24a         Exotic brew in a bistro, perhaps (4,3)
WINE BAR – An anagram (exotic) of BREW IN A

27a         Therapist‘s in work, at hospital (9)
HOMEOPATH – HOME (in) OP (work) AT (from the clue) H (hospital)

28a         Sign in accounts — no comment (5)
ARIES – Simply remove the COMMENT from COMMENTARIES (accounts).

29a         Spoils play (4)
LOOT –   Plunder and stolen goods; a play by Joe Orton.

30a         Rugby ref’s award achieved by fine endeavour (7,3)
PENALTY TRY –   PENALTY (fine) TRY (endeavour)


1d           Actual region’s miles off (4)
REAL –   Remove (off) the M (miles) from REALM (region)

2d           Restaurant pastry dish knocked over — a riot breaks out (9)
TRATTORIA –   A reversal (knocked over in a Down clue) of TART (pastry dish) followed by an anagram (breaks out) of A RIOT.

3d           Drunk  started smoking (3,2)
LIT UP –   Drunk or put a match to a cigarette.

4d           Take care of fencing trouble — back part only (4,3)
TAIL END –   TEND (take care of) going round (fencing) AIL (trouble)

5d           Clothes variously appear on line (7)
APPAREL –   An anagram (variously) of APPEAR goes on or before L (line)

7d           I doze before end of broadcast — that’s not appropriate (5)
INAPT – I (from the clue) NAP (doze) T (the end of broadcasT)

8d           Unpredictable schoolgirl supporting it in writing (3-3-4)
HIT AND MISS –   IT (from the clue) goes in HAND (writing) and is supported or followed by MISS (schoolgirl).

11d         Most of army unit’s recommended diet (7)
REGIMEN –   Almost all of a REGIMENt.

14d         Carol happy to change?
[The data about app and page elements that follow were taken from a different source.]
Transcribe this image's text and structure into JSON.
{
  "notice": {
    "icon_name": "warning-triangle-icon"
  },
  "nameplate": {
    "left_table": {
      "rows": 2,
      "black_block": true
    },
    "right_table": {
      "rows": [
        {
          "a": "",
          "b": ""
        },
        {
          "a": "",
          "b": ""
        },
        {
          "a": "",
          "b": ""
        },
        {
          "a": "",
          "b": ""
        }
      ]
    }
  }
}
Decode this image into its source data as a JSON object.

That’s questionable (10)
APOCRYPHAL – Of doubtful authority – an anagram (to change) of CAROL HAPPY.

16d         Hornblower and his capital short speech (7)
HORATIO – H (the capital of Hornblower) and ORATIOn (‘short’ speech)

18d         Small fruit with perfect flavour (9)
SPEARMINT – S (small) PEAR (fruit) MINT (perfect)
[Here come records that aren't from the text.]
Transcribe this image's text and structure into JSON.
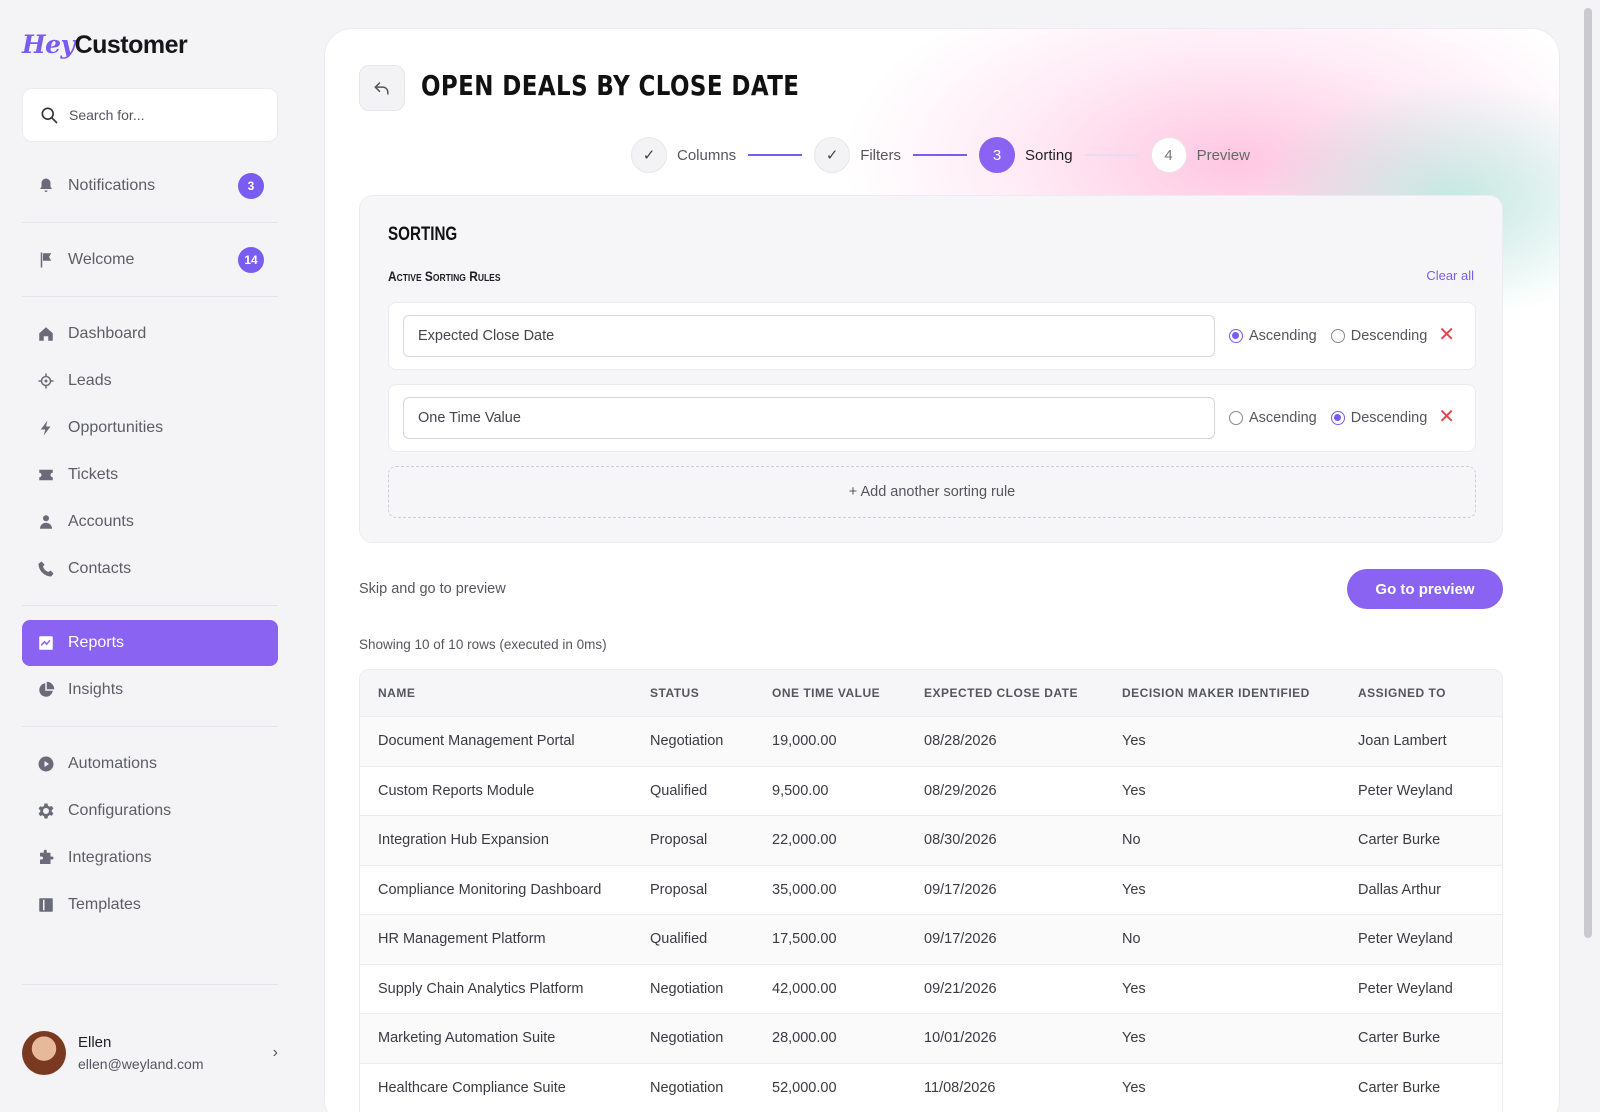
{
  "brand": {
    "hey": "Hey",
    "rest": "Customer"
  },
  "search": {
    "placeholder": "Search for..."
  },
  "sidebar": {
    "top_items": [
      {
        "label": "Notifications",
        "badge": "3"
      },
      {
        "label": "Welcome",
        "badge": "14"
      }
    ],
    "items": [
      {
        "label": "Dashboard"
      },
      {
        "label": "Leads"
      },
      {
        "label": "Opportunities"
      },
      {
        "label": "Tickets"
      },
      {
        "label": "Accounts"
      },
      {
        "label": "Contacts"
      },
      {
        "label": "Reports"
      },
      {
        "label": "Insights"
      },
      {
        "label": "Automations"
      },
      {
        "label": "Configurations"
      },
      {
        "label": "Integrations"
      },
      {
        "label": "Templates"
      }
    ]
  },
  "user": {
    "name": "Ellen",
    "email": "ellen@weyland.com"
  },
  "header": {
    "title": "OPEN DEALS BY CLOSE DATE"
  },
  "stepper": {
    "steps": [
      {
        "num": "✓",
        "label": "Columns"
      },
      {
        "num": "✓",
        "label": "Filters"
      },
      {
        "num": "3",
        "label": "Sorting"
      },
      {
        "num": "4",
        "label": "Preview"
      }
    ]
  },
  "sorting": {
    "title": "SORTING",
    "subtitle": "Active Sorting Rules",
    "clear_all": "Clear all",
    "ascending_label": "Ascending",
    "descending_label": "Descending",
    "rules": [
      {
        "field": "Expected Close Date",
        "direction": "ascending"
      },
      {
        "field": "One Time Value",
        "direction": "descending"
      }
    ],
    "add_rule": "+ Add another sorting rule"
  },
  "actions": {
    "skip": "Skip and go to preview",
    "go_preview": "Go to preview"
  },
  "table": {
    "showing": "Showing 10 of 10 rows (executed in 0ms)",
    "headers": [
      "NAME",
      "STATUS",
      "ONE TIME VALUE",
      "EXPECTED CLOSE DATE",
      "DECISION MAKER IDENTIFIED",
      "ASSIGNED TO"
    ],
    "rows": [
      [
        "Document Management Portal",
        "Negotiation",
        "19,000.00",
        "08/28/2026",
        "Yes",
        "Joan Lambert"
      ],
      [
        "Custom Reports Module",
        "Qualified",
        "9,500.00",
        "08/29/2026",
        "Yes",
        "Peter Weyland"
      ],
      [
        "Integration Hub Expansion",
        "Proposal",
        "22,000.00",
        "08/30/2026",
        "No",
        "Carter Burke"
      ],
      [
        "Compliance Monitoring Dashboard",
        "Proposal",
        "35,000.00",
        "09/17/2026",
        "Yes",
        "Dallas Arthur"
      ],
      [
        "HR Management Platform",
        "Qualified",
        "17,500.00",
        "09/17/2026",
        "No",
        "Peter Weyland"
      ],
      [
        "Supply Chain Analytics Platform",
        "Negotiation",
        "42,000.00",
        "09/21/2026",
        "Yes",
        "Peter Weyland"
      ],
      [
        "Marketing Automation Suite",
        "Negotiation",
        "28,000.00",
        "10/01/2026",
        "Yes",
        "Carter Burke"
      ],
      [
        "Healthcare Compliance Suite",
        "Negotiation",
        "52,000.00",
        "11/08/2026",
        "Yes",
        "Carter Burke"
      ]
    ]
  },
  "colors": {
    "accent": "#8a63f2",
    "danger": "#e0474c"
  }
}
20d         Famous London prison — deny wife being incarcerated (7)
NEWGATE –   W (wife) being incarcerated or put inside NEGATE (deny)

21d         Girl, 22, in frolics (7)
CYNTHIA –  An anagram (frolics) of the solution to 22a and  IN from this clue.

23d         Jazz band — old doctor in company (5)
COMBO –   O (old) and MB (doctor) inserted into CO (company)

25d         Severely criticise book ending a series (5)
BLAST –   B (book) LAST (ending a series)

26d         Game is extremely pricey (1-3)
I-SPY –   IS (from the clue) and the ‘extreme’ letters of PriceY



  1. Wanda
    Posted March 14, 2016 at 9:41 am | Permalink

    Thanks for the explanation for 6a. I got the answer but was reluctant to write it in!

  2. Milvus
    Posted March 22, 2016 at 7:52 pm | Permalink

    Re 6a, BD said “I’m sure there are situations in which you will have heard it used.” Well, I’m not sure I’ve come across any instances where the two words would be used interchangeably, so I was rather hoping for an example of the answer’s use in this context.

    Also, I think your explanation for 13a overlooks the double definition, the second part being the verb “to mature” or “get older”. Well, that was my reading of it, anyway.

    • Posted March 22, 2016 at 8:16 pm | Permalink

      From The Free Dictionary:

      Dish: informal British, to ruin or spoil: he dished his chances of getting the job

      • Milvus
        Posted March 22, 2016 at 9:29 pm | Permalink

        Many thanks, Big Dave. I think that confirms that I haven’t heard it used. If I saw that sentence written down, I think I would assume it was a typo for dash (as in to dash the hopes). Having looked it up, I didn’t doubt the veracity of the answer; it was just your original assertion that intrigued me. Dare I suggest that this meaning may be slightly dated (my online source says archaic) and that you might need to be of a certain age to understand it?

        • Posted March 22, 2016 at 9:40 pm | Permalink

          I couldn’t possibly comment.

        • crypticsue
          Posted March 22, 2016 at 9:48 pm | Permalink

          I’m sticking with ‘relatively young, but extremely well read’ ;)

          • Milvus
            Posted March 22, 2016 at 10:15 pm | Permalink

            Yes, that’ll be it – I’m definitely not well read!